▶ _Material provided_
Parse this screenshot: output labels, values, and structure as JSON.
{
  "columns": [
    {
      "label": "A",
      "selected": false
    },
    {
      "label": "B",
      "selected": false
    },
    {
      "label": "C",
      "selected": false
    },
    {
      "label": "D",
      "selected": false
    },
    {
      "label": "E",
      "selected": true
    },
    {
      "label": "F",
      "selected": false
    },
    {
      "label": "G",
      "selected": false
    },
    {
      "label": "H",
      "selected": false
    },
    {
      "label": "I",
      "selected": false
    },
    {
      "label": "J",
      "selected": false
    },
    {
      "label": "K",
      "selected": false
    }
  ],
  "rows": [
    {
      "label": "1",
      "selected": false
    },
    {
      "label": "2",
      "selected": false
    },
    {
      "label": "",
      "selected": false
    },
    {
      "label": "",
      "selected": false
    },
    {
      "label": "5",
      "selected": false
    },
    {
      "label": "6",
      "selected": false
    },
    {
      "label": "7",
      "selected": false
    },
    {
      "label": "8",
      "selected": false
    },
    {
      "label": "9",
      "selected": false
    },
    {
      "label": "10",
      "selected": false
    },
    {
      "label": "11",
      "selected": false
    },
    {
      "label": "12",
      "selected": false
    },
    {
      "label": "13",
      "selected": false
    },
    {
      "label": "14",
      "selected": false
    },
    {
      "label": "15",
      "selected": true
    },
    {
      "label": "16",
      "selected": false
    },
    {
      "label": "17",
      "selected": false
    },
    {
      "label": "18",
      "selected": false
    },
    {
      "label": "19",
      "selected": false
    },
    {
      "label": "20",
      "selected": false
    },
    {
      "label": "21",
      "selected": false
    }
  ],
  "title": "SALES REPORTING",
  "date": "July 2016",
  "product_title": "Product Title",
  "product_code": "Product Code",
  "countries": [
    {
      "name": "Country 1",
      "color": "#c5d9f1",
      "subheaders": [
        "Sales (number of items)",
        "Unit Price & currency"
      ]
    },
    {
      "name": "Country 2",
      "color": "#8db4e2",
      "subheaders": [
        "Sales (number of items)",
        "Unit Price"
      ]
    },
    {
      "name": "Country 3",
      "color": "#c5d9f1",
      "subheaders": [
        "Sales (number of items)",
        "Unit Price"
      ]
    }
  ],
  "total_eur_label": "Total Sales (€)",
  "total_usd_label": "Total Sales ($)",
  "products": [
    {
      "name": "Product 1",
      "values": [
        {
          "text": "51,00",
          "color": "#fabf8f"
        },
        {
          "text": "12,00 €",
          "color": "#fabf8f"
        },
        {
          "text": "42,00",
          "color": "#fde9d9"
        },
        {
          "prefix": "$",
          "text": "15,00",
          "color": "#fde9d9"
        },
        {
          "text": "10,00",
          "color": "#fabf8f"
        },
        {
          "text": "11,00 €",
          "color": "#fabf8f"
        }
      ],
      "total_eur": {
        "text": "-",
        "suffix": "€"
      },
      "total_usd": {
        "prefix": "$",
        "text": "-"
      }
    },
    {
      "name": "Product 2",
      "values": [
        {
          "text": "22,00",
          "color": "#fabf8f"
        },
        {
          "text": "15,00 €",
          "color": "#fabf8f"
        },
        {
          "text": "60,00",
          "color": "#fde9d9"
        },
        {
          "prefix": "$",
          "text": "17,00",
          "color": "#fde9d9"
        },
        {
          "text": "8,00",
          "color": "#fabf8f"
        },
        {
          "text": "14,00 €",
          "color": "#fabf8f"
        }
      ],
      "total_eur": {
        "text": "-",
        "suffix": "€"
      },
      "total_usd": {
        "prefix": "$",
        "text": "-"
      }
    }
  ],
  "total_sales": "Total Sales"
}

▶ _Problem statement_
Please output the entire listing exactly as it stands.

▶ _Task result_
Parse this screenshot: output labels, values, and structure as JSON.
{
  "columns": [
    {
      "label": "A",
      "selected": false
    },
    {
      "label": "B",
      "selected": false
    },
    {
      "label": "C",
      "selected": false
    },
    {
      "label": "D",
      "selected": false
    },
    {
      "label": "E",
      "selected": true
    },
    {
      "label": "F",
      "selected": false
    },
    {
      "label": "G",
      "selected": false
    },
    {
      "label": "H",
      "selected": false
    },
    {
      "label": "I",
      "selected": false
    },
    {
      "label": "J",
      "selected": false
    },
    {
      "label": "K",
      "selected": false
    }
  ],
  "rows": [
    {
      "label": "1",
      "selected": false
    },
    {
      "label": "2",
      "selected": false
    },
    {
      "label": "",
      "selected": false
    },
    {
      "label": "",
      "selected": false
    },
    {
      "label": "5",
      "selected": false
    },
    {
      "label": "6",
      "selected": false
    },
    {
      "label": "7",
      "selected": false
    },
    {
      "label": "8",
      "selected": false
    },
    {
      "label": "9",
      "selected": false
    },
    {
      "label": "10",
      "selected": false
    },
    {
      "label": "11",
      "selected": false
    },
    {
      "label": "12",
      "selected": false
    },
    {
      "label": "13",
      "selected": false
    },
    {
      "label": "14",
      "selected": false
    },
    {
      "label": "15",
      "selected": true
    },
    {
      "label": "16",
      "selected": false
    },
    {
      "label": "17",
      "selected": false
    },
    {
      "label": "18",
      "selected": false
    },
    {
      "label": "19",
      "selected": false
    },
    {
      "label": "20",
      "selected": false
    },
    {
      "label": "21",
      "selected": false
    }
  ],
  "title": "SALES REPORTING",
  "date": "July 2016",
  "product_title": "Product Title",
  "product_code": "Product Code",
  "countries": [
    {
      "name": "Country 1",
      "color": "#c5d9f1",
      "subheaders": [
        "Sales (number of items)",
        "Unit Price & currency"
      ]
    },
    {
      "name": "Country 2",
      "color": "#8db4e2",
      "subheaders": [
        "Sales (number of items)",
        "Unit Price"
      ]
    },
    {
      "name": "Country 3",
      "color": "#c5d9f1",
      "subheaders": [
        "Sales (number of items)",
        "Unit Price"
      ]
    }
  ],
  "total_eur_label": "Total Sales (€)",
  "total_usd_label": "Total Sales ($)",
  "products": [
    {
      "name": "Product 1",
      "values": [
        {
          "text": "51,00",
          "color": "#fabf8f"
        },
        {
          "text": "12,00 €",
          "color": "#fabf8f"
        },
        {
          "text": "42,00",
          "color": "#fde9d9"
        },
        {
          "prefix": "$",
          "text": "15,00",
          "color": "#fde9d9"
        },
        {
          "text": "10,00",
          "color": "#fabf8f"
        },
        {
          "text": "11,00 €",
          "color": "#fabf8f"
        }
      ],
      "total_eur": {
        "text": "-",
        "suffix": "€"
      },
      "total_usd": {
        "prefix": "$",
        "text": "-"
      }
    },
    {
      "name": "Product 2",
      "values": [
        {
          "text": "22,00",
          "color": "#fabf8f"
        },
        {
          "text": "15,00 €",
          "color": "#fabf8f"
        },
        {
          "text": "60,00",
          "color": "#fde9d9"
        },
        {
          "prefix": "$",
          "text": "17,00",
          "color": "#fde9d9"
        },
        {
          "text": "8,00",
          "color": "#fabf8f"
        },
        {
          "text": "14,00 €",
          "color": "#fabf8f"
        }
      ],
      "total_eur": {
        "text": "-",
        "suffix": "€"
      },
      "total_usd": {
        "prefix": "$",
        "text": "-"
      }
    }
  ],
  "total_sales": "Total Sales"
}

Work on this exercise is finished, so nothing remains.